ACTIVITY.
The answer must be an exact copy of the records, with no pictures in it.

[Stored entries]
•••••

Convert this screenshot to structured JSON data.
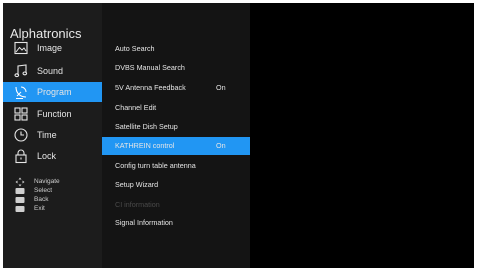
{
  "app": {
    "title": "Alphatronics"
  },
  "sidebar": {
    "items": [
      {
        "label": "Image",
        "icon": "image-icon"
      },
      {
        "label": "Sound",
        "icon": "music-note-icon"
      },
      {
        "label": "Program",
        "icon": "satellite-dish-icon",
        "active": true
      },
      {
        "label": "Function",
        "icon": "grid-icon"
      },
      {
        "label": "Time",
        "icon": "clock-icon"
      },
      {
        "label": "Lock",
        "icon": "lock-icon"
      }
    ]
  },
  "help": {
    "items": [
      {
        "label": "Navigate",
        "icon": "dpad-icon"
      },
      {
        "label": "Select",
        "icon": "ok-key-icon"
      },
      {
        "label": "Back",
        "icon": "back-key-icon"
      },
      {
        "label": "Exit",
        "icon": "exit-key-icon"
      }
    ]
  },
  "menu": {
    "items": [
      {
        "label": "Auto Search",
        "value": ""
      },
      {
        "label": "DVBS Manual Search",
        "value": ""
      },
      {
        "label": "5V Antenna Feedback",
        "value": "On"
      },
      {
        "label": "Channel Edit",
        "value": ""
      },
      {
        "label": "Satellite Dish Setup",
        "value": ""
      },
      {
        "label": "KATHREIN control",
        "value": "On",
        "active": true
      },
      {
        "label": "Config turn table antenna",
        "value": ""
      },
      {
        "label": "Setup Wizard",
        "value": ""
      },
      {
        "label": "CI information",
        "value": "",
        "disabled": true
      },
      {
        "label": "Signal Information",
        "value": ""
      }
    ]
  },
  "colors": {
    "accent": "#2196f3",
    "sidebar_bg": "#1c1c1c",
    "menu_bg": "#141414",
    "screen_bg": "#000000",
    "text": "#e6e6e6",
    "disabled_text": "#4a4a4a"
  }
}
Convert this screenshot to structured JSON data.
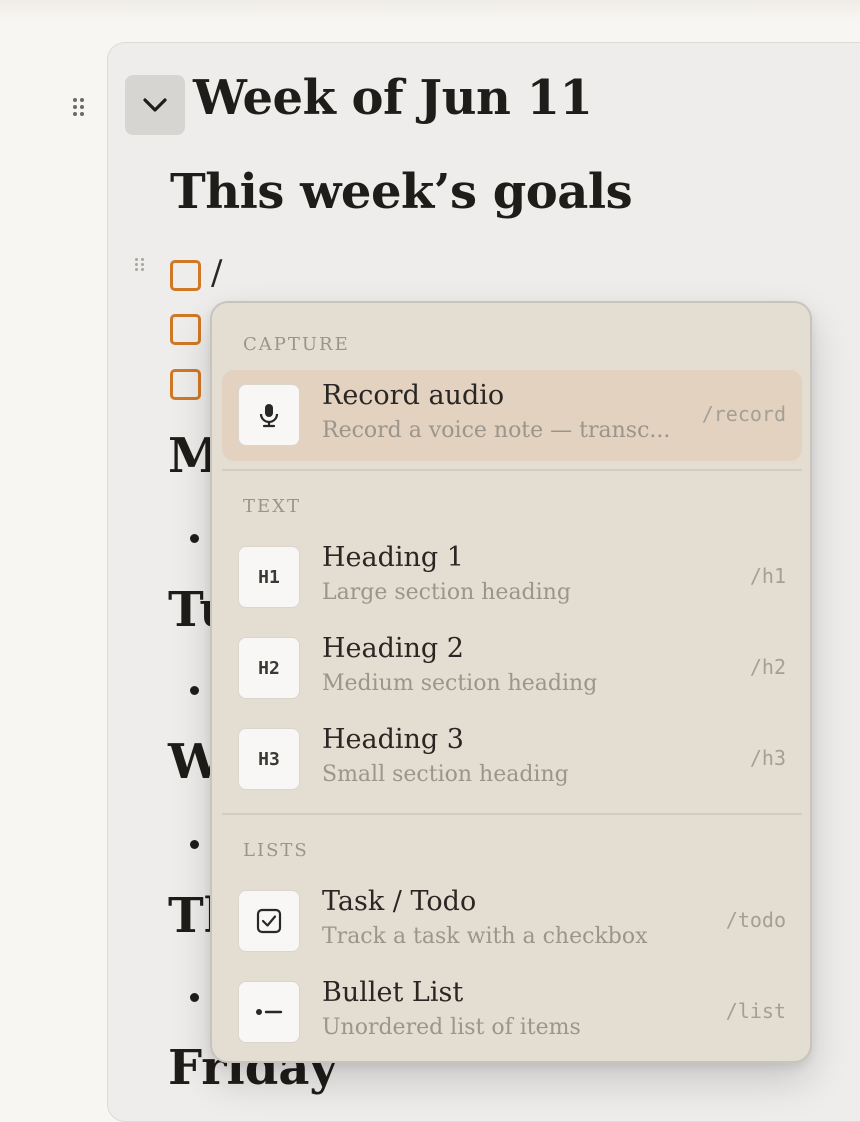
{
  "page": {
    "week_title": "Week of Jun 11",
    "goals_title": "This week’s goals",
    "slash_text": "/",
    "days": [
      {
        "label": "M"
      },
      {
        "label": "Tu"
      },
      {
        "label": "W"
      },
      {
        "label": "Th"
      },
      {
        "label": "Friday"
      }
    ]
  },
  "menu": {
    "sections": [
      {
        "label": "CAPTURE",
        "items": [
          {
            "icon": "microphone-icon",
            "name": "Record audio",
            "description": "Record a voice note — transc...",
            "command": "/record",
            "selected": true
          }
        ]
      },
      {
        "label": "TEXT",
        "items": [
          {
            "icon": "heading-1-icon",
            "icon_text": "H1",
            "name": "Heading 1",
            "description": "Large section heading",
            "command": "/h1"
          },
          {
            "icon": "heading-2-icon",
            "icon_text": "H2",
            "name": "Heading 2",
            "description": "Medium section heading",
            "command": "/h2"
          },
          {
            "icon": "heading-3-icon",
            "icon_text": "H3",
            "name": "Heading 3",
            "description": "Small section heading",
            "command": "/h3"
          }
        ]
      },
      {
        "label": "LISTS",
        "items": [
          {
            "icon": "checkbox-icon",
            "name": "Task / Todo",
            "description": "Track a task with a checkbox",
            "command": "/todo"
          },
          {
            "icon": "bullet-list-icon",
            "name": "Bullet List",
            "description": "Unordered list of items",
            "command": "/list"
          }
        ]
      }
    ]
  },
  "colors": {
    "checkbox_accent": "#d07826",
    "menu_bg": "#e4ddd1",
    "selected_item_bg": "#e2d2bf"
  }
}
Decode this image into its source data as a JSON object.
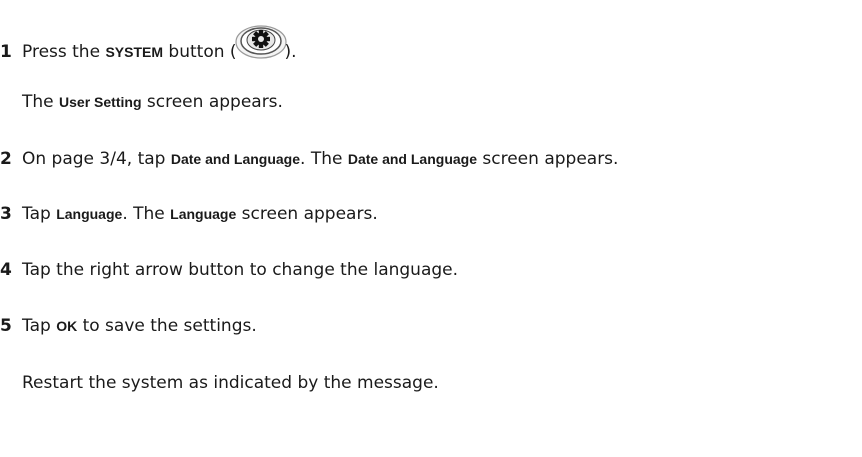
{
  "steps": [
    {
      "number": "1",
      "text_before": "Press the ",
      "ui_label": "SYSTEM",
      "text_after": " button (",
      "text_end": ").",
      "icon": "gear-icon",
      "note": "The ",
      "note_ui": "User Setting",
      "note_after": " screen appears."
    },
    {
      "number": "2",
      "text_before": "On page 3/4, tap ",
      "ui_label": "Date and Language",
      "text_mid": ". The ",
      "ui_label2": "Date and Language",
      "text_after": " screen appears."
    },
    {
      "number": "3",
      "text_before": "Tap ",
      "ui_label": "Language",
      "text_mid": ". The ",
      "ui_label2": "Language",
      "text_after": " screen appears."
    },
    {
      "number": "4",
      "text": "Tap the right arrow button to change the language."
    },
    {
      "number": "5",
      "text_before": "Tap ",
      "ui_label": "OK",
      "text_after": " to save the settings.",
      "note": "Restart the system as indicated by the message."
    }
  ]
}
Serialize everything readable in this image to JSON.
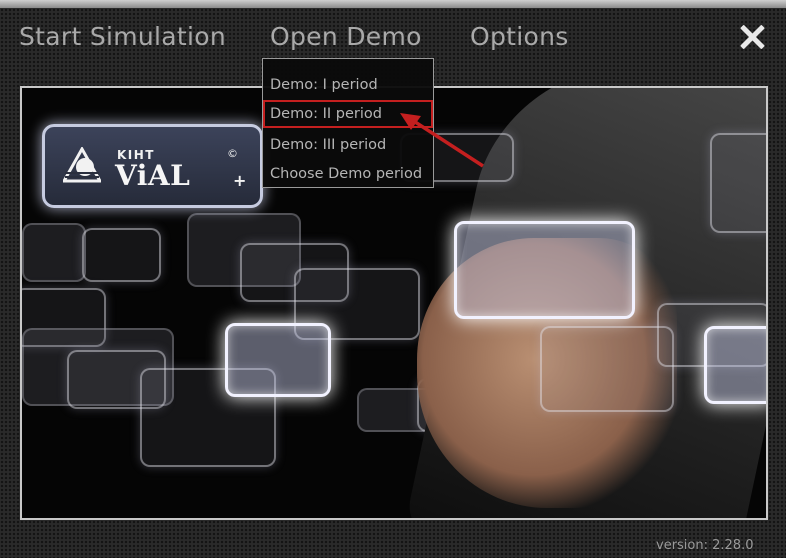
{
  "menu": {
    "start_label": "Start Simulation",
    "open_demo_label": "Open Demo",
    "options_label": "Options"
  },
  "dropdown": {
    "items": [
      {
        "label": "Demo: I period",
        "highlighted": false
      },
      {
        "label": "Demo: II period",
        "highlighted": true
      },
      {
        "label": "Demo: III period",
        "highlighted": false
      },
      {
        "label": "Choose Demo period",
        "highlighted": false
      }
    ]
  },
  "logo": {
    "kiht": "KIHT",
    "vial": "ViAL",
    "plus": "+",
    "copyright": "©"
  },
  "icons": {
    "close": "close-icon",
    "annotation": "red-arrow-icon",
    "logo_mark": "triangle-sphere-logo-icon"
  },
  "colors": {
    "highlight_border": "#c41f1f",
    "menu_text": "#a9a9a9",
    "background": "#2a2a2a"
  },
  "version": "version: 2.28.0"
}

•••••

SOLUTION TO THIS TASK.
Convert this screenshot to structured JSON data.
{
  "app": {
    "title": "Alphatronics"
  },
  "sidebar": {
    "items": [
      {
        "label": "Image",
        "icon": "image-icon"
      },
      {
        "label": "Sound",
        "icon": "music-note-icon"
      },
      {
        "label": "Program",
        "icon": "satellite-dish-icon",
        "active": true
      },
      {
        "label": "Function",
        "icon": "grid-icon"
      },
      {
        "label": "Time",
        "icon": "clock-icon"
      },
      {
        "label": "Lock",
        "icon": "lock-icon"
      }
    ]
  },
  "help": {
    "items": [
      {
        "label": "Navigate",
        "icon": "dpad-icon"
      },
      {
        "label": "Select",
        "icon": "ok-key-icon"
      },
      {
        "label": "Back",
        "icon": "back-key-icon"
      },
      {
        "label": "Exit",
        "icon": "exit-key-icon"
      }
    ]
  },
  "menu": {
    "items": [
      {
        "label": "Auto Search",
        "value": ""
      },
      {
        "label": "DVBS Manual Search",
        "value": ""
      },
      {
        "label": "5V Antenna Feedback",
        "value": "On"
      },
      {
        "label": "Channel Edit",
        "value": ""
      },
      {
        "label": "Satellite Dish Setup",
        "value": ""
      },
      {
        "label": "KATHREIN control",
        "value": "On",
        "active": true
      },
      {
        "label": "Config turn table antenna",
        "value": ""
      },
      {
        "label": "Setup Wizard",
        "value": ""
      },
      {
        "label": "CI information",
        "value": "",
        "disabled": true
      },
      {
        "label": "Signal Information",
        "value": ""
      }
    ]
  },
  "colors": {
    "accent": "#2196f3",
    "sidebar_bg": "#1c1c1c",
    "menu_bg": "#141414",
    "screen_bg": "#000000",
    "text": "#e6e6e6",
    "disabled_text": "#4a4a4a"
  }
}
Convert this screenshot to structured JSON data.
{
  "page": {
    "week_title": "Week of Jun 11",
    "goals_title": "This week’s goals",
    "slash_text": "/",
    "days": [
      {
        "label": "M"
      },
      {
        "label": "Tu"
      },
      {
        "label": "W"
      },
      {
        "label": "Th"
      },
      {
        "label": "Friday"
      }
    ]
  },
  "menu": {
    "sections": [
      {
        "label": "CAPTURE",
        "items": [
          {
            "icon": "microphone-icon",
            "name": "Record audio",
            "description": "Record a voice note — transc...",
            "command": "/record",
            "selected": true
          }
        ]
      },
      {
        "label": "TEXT",
        "items": [
          {
            "icon": "heading-1-icon",
            "icon_text": "H1",
            "name": "Heading 1",
            "description": "Large section heading",
            "command": "/h1"
          },
          {
            "icon": "heading-2-icon",
            "icon_text": "H2",
            "name": "Heading 2",
            "description": "Medium section heading",
            "command": "/h2"
          },
          {
            "icon": "heading-3-icon",
            "icon_text": "H3",
            "name": "Heading 3",
            "description": "Small section heading",
            "command": "/h3"
          }
        ]
      },
      {
        "label": "LISTS",
        "items": [
          {
            "icon": "checkbox-icon",
            "name": "Task / Todo",
            "description": "Track a task with a checkbox",
            "command": "/todo"
          },
          {
            "icon": "bullet-list-icon",
            "name": "Bullet List",
            "description": "Unordered list of items",
            "command": "/list"
          }
        ]
      }
    ]
  },
  "colors": {
    "checkbox_accent": "#d07826",
    "menu_bg": "#e4ddd1",
    "selected_item_bg": "#e2d2bf"
  }
}
Decode this image into its source data as a JSON object.
{
  "steps": [
    {
      "number": "1",
      "text_before": "Press the ",
      "ui_label": "SYSTEM",
      "text_after": " button (",
      "text_end": ").",
      "icon": "gear-icon",
      "note": "The ",
      "note_ui": "User Setting",
      "note_after": " screen appears."
    },
    {
      "number": "2",
      "text_before": "On page 3/4, tap ",
      "ui_label": "Date and Language",
      "text_mid": ". The ",
      "ui_label2": "Date and Language",
      "text_after": " screen appears."
    },
    {
      "number": "3",
      "text_before": "Tap ",
      "ui_label": "Language",
      "text_mid": ". The ",
      "ui_label2": "Language",
      "text_after": " screen appears."
    },
    {
      "number": "4",
      "text": "Tap the right arrow button to change the language."
    },
    {
      "number": "5",
      "text_before": "Tap ",
      "ui_label": "OK",
      "text_after": " to save the settings.",
      "note": "Restart the system as indicated by the message."
    }
  ]
}
Serialize everything readable in this image to JSON.
{
  "menu": {
    "start_label": "Start Simulation",
    "open_demo_label": "Open Demo",
    "options_label": "Options"
  },
  "dropdown": {
    "items": [
      {
        "label": "Demo: I period",
        "highlighted": false
      },
      {
        "label": "Demo: II period",
        "highlighted": true
      },
      {
        "label": "Demo: III period",
        "highlighted": false
      },
      {
        "label": "Choose Demo period",
        "highlighted": false
      }
    ]
  },
  "logo": {
    "kiht": "KIHT",
    "vial": "ViAL",
    "plus": "+",
    "copyright": "©"
  },
  "icons": {
    "close": "close-icon",
    "annotation": "red-arrow-icon",
    "logo_mark": "triangle-sphere-logo-icon"
  },
  "colors": {
    "highlight_border": "#c41f1f",
    "menu_text": "#a9a9a9",
    "background": "#2a2a2a"
  },
  "version": "version: 2.28.0"
}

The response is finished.